They spoke out after the Equality and Human Rights Commission (EHRC) refused to follow through on plans for an inquiry into multiple deaths linked to the DWP’s failings.

The Commission has instead announced plans for a voluntary agreement with the DWP that will commit the department to follow an action plan aimed at “resolving issues for DWP customers”.

The details of the so-called section 23 agreement are not likely to be released until the summer but will require the DWP to “improve its treatment of disabled benefit claimants” and not breach its duties under the Equality Act.

Alison Burton is the daughter-in-law of Errol Graham, who starved to death after the DWP wrongly stopped his employment and support allowance (ESA), leaving him without any income.

She said the section 23 agreement was another bit of pressure on the DWP but was “nowhere near enough”.

She said it showed the continuing issues around trusting both the DWP and EHRC, after it backed out of its promise to hold an inquiry.

She said: “They will never be able to restore public trust without that inquiry. That’s the only way [the] DWP are going to be able to wipe the slate clear and build for a better future. There will always be questions and mistrust with that department until they clear the skeletons out of the closet. The public inquiry is the only thing that will even go an inch towards restoring the damage that has been caused.”

An inquest in January 2021 uncovered 28 separate problems with the personal independence payment system that helped cause the death of Philippa Day in October 2019.

Her sister Imogen Day said that the EHRC had failed those who have been left bereaved by the DWP’s actions: “An independent inquiry is necessary to prevent further deaths and acts of serious harm. Without an inquiry it is clear that more failings will continue to be made.”

Jodey Whiting took her own life in February 2017, 15 days after she had her ESA wrongly stopped for missing a work capability assessment.

Her mother Joy Dove said that EHRC’s failure to carry out an inquiry was “not good enough”.

She said: “We need an inquiry to get to the truth about the failings. Having an inquiry is the right thing to do so all the families can get some peace.”

The EHRC had originally promised to carry out an inquiry after being approached in April 2019 by Labour MP Debbie Abrahams, a former Shadow Work and Pensions Secretary.

Ms. Abrahams said that although the section 23 agreement was “a step forward” it was “just not good enough” and there needed to be “a full independent transparent inquiry looking at the scale of the deaths, the responsibility round the culture of the organisation, and the policies that contributed to it”.

Ken Butler DR UK’s Welfare Rights and Policy Officer said: "It’s welcome that the EHRC is now taking action on this issue as are any positive DWP reforms that result. However, what’s still needed is a full public inquiry to fully learn from the DWP’s past failures and a new, independent process to investigate future cases of death and serious harm."

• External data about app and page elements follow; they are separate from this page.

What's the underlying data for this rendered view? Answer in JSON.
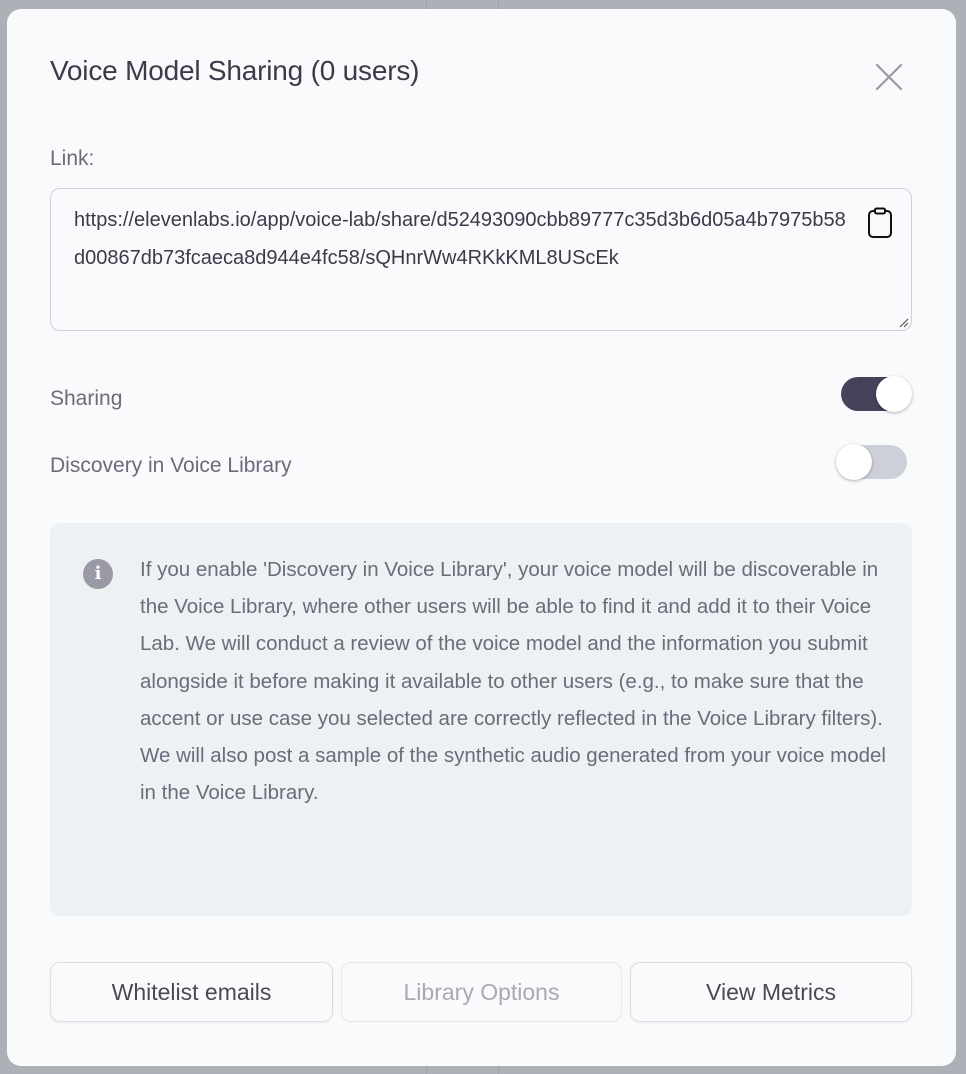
{
  "modal": {
    "title": "Voice Model Sharing (0 users)",
    "link_label": "Link:",
    "link_value": "https://elevenlabs.io/app/voice-lab/share/d52493090cbb89777c35d3b6d05a4b7975b58d00867db73fcaeca8d944e4fc58/sQHnrWw4RKkKML8UScEk",
    "sharing_label": "Sharing",
    "sharing_on": true,
    "discovery_label": "Discovery in Voice Library",
    "discovery_on": false,
    "info_text": "If you enable 'Discovery in Voice Library', your voice model will be discoverable in the Voice Library, where other users will be able to find it and add it to their Voice Lab. We will conduct a review of the voice model and the information you submit alongside it before making it available to other users (e.g., to make sure that the accent or use case you selected are correctly reflected in the Voice Library filters). We will also post a sample of the synthetic audio generated from your voice model in the Voice Library.",
    "buttons": {
      "whitelist": "Whitelist emails",
      "library": "Library Options",
      "metrics": "View Metrics"
    }
  },
  "colors": {
    "toggle_on": "#45435a",
    "toggle_off": "#cdd0d8"
  }
}
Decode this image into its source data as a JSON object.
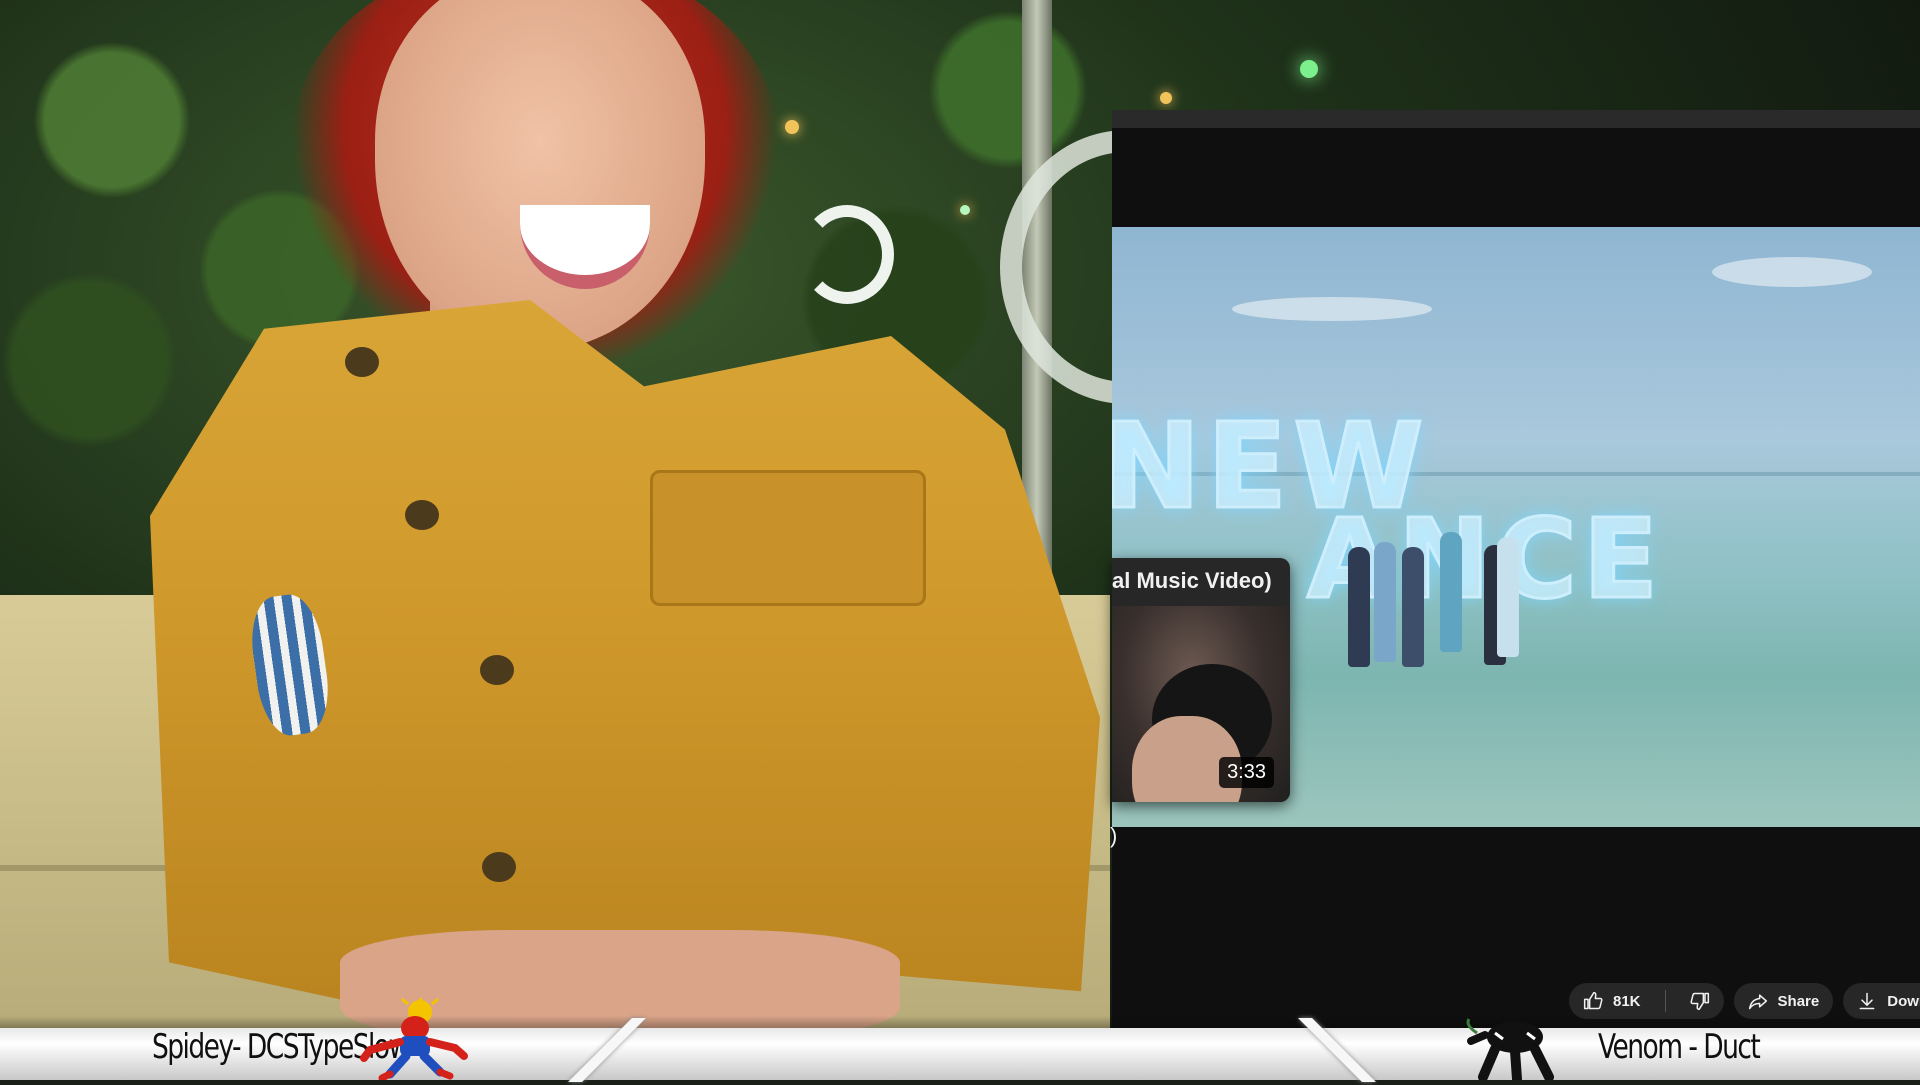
{
  "stream": {
    "left_player_label": "Spidey- DCSTypeSlow",
    "right_player_label": "Venom - Duct"
  },
  "youtube": {
    "video_title_overlay_line1": "NEW",
    "video_title_overlay_line2": "ANCE",
    "title_fragment": ")",
    "hover_preview": {
      "title": "al Music Video)",
      "duration": "3:33"
    },
    "actions": {
      "like_count": "81K",
      "share_label": "Share",
      "download_label": "Downl"
    }
  },
  "icons": {
    "like": "thumbs-up-icon",
    "dislike": "thumbs-down-icon",
    "share": "share-arrow-icon",
    "download": "download-icon"
  },
  "colors": {
    "youtube_background": "#0f0f0f",
    "button_background": "#272727",
    "jacket": "#d9a537",
    "hair": "#c4321f"
  }
}
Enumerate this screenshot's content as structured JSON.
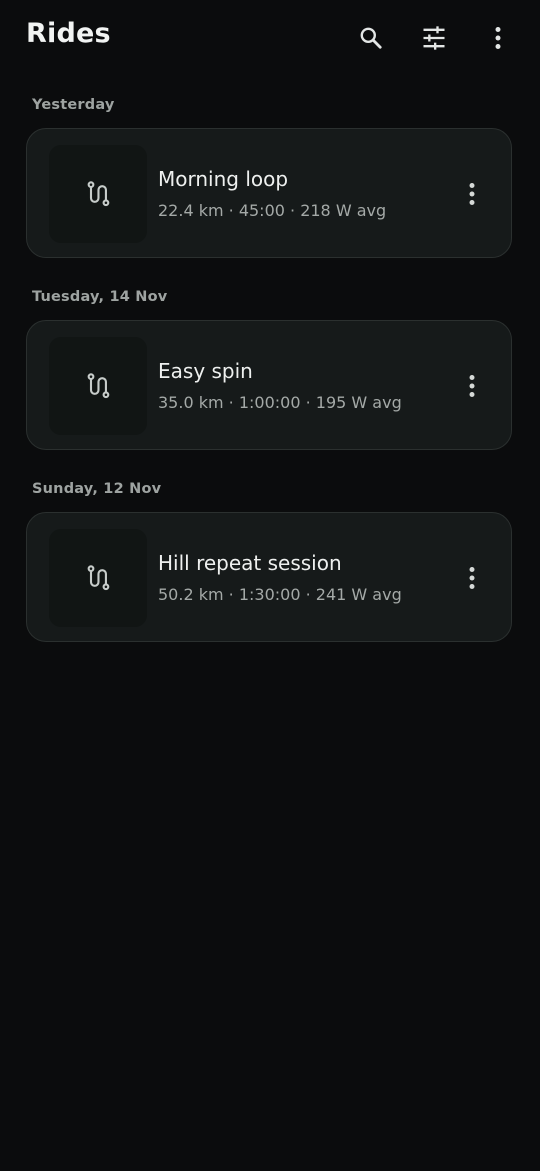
{
  "app_bar": {
    "title": "Rides",
    "actions": [
      {
        "icon": "search-icon"
      },
      {
        "icon": "tune-icon"
      },
      {
        "icon": "more-vert-icon"
      }
    ]
  },
  "colors": {
    "background": "#0b0c0d",
    "card": "#161a1a",
    "card_border": "#2b302f",
    "text_primary": "#eef0ef",
    "text_secondary": "#a4a9a7",
    "header_text": "#9ea3a1"
  },
  "sections": [
    {
      "header": "Yesterday",
      "rides": [
        {
          "title": "Morning loop",
          "meta": "22.4 km · 45:00 · 218 W avg",
          "icon": "route-icon"
        }
      ]
    },
    {
      "header": "Tuesday, 14 Nov",
      "rides": [
        {
          "title": "Easy spin",
          "meta": "35.0 km · 1:00:00 · 195 W avg",
          "icon": "route-icon"
        }
      ]
    },
    {
      "header": "Sunday, 12 Nov",
      "rides": [
        {
          "title": "Hill repeat session",
          "meta": "50.2 km · 1:30:00 · 241 W avg",
          "icon": "route-icon"
        }
      ]
    }
  ]
}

Source and for more information: Trio of disabled women say EHRC has failed them and other families over benefit deaths available from

See also our related news story EHRC imposes legally binding action plan on the DWP to improve its treatment of disabled benefit claimants.